Excerpted data »
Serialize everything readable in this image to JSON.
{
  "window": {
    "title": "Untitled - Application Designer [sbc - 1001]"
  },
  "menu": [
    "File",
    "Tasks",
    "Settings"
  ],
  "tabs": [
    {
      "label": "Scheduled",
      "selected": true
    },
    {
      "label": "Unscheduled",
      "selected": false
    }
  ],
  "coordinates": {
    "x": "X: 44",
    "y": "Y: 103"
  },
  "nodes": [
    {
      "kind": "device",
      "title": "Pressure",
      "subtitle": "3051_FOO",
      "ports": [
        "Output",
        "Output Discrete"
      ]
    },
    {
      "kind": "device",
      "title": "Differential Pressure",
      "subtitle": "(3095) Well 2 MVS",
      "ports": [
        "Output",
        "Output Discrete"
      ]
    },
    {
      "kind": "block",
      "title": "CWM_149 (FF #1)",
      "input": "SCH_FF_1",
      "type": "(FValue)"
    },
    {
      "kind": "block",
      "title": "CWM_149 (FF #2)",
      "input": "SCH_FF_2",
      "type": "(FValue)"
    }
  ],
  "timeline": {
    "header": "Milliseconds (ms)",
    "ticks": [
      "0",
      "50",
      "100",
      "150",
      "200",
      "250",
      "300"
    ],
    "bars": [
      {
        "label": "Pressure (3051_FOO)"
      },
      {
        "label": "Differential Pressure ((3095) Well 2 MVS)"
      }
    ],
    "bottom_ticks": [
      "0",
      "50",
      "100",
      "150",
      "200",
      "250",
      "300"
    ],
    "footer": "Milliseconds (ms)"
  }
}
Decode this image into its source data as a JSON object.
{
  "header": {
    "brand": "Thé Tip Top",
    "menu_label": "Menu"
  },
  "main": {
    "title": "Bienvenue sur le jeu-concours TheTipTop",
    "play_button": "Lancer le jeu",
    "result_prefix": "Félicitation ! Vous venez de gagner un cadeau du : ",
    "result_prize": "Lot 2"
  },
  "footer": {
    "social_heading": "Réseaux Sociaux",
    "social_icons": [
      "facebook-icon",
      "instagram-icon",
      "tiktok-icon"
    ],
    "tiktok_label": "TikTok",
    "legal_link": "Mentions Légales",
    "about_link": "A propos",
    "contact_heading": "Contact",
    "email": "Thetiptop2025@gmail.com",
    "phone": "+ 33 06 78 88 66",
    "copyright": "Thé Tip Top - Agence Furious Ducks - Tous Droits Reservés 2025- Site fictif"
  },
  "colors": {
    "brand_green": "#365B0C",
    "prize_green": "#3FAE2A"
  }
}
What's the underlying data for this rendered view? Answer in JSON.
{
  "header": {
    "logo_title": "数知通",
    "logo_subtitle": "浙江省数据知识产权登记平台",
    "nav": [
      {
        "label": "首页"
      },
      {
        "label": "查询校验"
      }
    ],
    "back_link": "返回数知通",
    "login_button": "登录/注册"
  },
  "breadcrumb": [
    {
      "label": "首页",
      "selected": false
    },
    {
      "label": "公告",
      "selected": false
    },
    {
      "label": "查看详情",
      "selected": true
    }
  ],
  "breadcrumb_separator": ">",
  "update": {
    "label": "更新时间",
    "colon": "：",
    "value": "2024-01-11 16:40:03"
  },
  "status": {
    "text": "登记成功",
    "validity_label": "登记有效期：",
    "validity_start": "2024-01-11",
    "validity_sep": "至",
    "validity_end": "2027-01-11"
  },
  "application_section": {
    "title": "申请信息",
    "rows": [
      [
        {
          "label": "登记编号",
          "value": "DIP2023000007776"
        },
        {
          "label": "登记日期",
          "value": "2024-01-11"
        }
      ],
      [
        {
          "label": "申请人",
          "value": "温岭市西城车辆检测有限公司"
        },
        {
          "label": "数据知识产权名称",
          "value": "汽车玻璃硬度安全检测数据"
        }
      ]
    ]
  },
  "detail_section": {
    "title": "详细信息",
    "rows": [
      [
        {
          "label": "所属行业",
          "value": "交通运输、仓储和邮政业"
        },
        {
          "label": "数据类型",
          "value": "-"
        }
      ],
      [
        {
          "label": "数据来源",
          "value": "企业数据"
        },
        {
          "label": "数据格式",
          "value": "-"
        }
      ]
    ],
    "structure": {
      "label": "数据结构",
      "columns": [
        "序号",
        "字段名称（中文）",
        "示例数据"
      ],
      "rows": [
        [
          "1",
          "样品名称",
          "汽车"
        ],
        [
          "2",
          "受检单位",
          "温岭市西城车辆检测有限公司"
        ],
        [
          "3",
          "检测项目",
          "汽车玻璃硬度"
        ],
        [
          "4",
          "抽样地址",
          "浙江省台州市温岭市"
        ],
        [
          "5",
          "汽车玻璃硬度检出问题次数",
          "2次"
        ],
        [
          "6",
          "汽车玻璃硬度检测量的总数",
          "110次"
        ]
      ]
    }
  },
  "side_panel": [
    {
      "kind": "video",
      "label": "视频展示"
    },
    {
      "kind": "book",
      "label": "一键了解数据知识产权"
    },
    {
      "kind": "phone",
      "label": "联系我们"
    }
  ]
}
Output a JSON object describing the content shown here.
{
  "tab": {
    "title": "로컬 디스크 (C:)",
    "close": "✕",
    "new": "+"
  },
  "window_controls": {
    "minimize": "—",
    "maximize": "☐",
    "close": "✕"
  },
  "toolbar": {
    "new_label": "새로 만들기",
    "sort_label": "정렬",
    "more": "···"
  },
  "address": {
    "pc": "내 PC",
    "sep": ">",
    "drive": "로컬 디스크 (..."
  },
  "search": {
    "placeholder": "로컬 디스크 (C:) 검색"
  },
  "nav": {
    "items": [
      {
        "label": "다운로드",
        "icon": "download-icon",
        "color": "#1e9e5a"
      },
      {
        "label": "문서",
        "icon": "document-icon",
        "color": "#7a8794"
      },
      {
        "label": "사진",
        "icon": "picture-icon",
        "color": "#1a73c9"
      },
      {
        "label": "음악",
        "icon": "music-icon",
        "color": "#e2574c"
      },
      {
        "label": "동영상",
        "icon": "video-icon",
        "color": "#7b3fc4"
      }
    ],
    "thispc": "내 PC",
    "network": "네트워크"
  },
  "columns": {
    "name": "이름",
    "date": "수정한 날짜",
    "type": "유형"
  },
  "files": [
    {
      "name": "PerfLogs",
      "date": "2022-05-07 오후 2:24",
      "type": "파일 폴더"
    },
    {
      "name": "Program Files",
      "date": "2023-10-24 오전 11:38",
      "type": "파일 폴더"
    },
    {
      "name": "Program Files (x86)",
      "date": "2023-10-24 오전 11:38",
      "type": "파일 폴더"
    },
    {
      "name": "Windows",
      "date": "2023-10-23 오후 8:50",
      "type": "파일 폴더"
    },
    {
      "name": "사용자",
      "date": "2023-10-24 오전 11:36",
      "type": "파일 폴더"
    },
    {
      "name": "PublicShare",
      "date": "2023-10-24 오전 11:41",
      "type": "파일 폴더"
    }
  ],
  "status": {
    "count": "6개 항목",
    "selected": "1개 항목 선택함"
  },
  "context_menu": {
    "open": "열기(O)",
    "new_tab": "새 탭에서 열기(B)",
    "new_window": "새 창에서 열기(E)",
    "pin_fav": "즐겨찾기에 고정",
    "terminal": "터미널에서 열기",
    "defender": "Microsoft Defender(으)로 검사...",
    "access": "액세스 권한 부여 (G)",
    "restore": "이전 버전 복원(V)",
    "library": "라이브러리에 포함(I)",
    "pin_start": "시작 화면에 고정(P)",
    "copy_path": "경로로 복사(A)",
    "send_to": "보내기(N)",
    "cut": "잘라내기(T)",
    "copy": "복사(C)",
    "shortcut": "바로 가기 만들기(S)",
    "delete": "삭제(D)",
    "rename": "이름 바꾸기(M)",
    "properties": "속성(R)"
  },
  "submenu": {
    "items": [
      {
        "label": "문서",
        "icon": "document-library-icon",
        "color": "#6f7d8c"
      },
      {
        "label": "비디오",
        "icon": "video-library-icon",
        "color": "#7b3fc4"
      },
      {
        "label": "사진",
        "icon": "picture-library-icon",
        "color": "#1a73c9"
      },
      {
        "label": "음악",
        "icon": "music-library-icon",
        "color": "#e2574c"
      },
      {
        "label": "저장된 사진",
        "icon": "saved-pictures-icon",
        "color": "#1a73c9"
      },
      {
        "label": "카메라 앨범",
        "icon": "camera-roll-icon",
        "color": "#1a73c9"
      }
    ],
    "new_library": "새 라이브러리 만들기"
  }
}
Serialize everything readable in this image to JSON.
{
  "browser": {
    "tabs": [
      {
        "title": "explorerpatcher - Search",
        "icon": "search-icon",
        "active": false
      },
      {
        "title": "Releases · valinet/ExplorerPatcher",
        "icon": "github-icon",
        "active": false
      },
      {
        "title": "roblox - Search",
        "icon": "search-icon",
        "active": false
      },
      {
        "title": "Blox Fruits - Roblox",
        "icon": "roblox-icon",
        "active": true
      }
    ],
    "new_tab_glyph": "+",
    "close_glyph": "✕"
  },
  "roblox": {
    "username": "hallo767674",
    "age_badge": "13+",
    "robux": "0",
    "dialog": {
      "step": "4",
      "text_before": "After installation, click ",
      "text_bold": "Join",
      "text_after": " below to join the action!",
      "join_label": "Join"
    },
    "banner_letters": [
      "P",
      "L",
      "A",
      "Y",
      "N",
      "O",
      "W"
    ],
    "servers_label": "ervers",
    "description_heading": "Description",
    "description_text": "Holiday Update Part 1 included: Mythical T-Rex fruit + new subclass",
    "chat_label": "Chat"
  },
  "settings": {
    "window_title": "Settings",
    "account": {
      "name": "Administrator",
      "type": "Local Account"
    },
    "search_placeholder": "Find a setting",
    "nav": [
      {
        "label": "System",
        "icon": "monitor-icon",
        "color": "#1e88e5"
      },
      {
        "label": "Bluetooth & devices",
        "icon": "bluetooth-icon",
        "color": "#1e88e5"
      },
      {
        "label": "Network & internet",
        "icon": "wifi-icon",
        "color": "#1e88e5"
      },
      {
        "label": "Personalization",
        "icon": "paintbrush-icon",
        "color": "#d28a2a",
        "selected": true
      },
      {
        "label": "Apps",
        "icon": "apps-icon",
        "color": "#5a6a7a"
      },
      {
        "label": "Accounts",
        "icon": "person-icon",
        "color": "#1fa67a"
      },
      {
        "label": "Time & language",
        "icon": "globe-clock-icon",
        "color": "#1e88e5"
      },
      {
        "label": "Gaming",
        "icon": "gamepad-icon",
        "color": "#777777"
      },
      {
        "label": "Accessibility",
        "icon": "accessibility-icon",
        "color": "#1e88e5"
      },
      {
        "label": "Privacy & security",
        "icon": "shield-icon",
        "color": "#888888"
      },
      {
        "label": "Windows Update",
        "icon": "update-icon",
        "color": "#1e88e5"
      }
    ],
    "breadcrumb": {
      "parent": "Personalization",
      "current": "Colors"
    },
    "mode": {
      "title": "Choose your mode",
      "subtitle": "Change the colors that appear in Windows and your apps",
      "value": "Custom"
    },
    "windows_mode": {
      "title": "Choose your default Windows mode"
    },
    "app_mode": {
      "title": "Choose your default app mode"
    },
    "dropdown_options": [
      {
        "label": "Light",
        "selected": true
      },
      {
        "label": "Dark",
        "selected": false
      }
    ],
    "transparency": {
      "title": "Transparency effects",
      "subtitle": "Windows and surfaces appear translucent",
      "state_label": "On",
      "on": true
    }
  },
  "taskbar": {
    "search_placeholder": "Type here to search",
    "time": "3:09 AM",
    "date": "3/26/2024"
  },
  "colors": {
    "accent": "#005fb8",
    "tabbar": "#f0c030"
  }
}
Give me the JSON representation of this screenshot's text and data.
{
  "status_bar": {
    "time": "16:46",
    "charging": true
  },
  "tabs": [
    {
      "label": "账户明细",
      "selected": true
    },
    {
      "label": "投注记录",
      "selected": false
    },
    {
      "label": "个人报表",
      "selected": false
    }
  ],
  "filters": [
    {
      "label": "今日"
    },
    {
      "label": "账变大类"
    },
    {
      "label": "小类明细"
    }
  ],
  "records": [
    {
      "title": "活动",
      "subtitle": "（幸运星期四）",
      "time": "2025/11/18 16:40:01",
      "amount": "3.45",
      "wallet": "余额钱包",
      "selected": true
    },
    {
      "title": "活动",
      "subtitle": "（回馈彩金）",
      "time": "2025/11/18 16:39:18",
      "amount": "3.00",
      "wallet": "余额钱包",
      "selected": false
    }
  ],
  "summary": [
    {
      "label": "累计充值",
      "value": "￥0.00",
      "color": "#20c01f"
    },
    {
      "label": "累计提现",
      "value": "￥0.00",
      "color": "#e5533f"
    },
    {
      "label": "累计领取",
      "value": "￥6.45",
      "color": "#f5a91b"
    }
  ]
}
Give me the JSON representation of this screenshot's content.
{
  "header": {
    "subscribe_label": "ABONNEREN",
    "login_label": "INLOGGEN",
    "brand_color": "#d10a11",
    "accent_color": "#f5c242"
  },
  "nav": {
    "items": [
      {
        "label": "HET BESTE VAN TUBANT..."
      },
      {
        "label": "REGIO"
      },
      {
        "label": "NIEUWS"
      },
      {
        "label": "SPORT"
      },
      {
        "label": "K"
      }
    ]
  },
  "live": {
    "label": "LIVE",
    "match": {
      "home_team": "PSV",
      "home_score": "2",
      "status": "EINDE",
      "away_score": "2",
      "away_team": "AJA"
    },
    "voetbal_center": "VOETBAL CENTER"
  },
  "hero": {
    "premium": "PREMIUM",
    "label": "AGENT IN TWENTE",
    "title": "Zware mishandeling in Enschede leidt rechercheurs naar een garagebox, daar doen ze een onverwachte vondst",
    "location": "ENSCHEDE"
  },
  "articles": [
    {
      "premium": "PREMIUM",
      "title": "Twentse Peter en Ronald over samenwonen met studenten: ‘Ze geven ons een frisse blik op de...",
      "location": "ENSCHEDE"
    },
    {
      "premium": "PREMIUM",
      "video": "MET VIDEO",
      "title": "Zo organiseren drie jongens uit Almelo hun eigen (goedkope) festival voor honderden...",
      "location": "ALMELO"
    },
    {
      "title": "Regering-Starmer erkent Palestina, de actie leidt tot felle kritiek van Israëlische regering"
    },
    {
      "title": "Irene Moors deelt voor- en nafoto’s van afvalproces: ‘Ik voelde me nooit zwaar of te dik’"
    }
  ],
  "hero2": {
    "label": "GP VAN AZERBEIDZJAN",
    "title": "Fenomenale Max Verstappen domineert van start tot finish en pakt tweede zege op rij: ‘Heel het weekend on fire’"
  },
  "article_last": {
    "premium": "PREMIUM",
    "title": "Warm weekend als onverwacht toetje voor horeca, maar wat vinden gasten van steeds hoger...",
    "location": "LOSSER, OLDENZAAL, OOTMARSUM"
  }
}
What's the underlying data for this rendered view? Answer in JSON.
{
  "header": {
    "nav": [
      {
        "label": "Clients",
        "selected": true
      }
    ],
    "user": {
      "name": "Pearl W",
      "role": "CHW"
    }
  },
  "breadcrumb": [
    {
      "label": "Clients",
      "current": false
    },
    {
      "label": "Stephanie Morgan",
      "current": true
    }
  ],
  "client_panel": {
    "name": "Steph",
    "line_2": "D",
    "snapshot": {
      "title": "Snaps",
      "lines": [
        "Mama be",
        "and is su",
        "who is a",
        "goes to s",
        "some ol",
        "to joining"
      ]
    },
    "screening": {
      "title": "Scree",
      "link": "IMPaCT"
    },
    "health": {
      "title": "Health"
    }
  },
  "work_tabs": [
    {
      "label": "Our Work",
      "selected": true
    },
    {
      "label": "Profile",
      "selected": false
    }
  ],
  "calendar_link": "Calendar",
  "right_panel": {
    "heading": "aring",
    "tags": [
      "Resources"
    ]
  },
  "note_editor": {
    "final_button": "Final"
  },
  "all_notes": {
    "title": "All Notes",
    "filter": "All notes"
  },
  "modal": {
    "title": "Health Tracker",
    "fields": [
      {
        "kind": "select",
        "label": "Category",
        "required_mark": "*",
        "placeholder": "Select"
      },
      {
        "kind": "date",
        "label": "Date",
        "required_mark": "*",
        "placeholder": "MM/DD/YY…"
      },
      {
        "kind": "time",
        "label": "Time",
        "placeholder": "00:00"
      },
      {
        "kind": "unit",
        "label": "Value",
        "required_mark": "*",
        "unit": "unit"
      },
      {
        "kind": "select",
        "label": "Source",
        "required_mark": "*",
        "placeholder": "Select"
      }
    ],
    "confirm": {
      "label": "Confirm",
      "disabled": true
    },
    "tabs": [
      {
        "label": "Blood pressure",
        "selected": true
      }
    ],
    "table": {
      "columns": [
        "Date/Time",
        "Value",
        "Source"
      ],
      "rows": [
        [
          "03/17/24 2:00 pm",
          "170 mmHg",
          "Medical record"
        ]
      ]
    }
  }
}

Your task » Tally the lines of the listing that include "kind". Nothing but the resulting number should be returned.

Result of this exercise » 12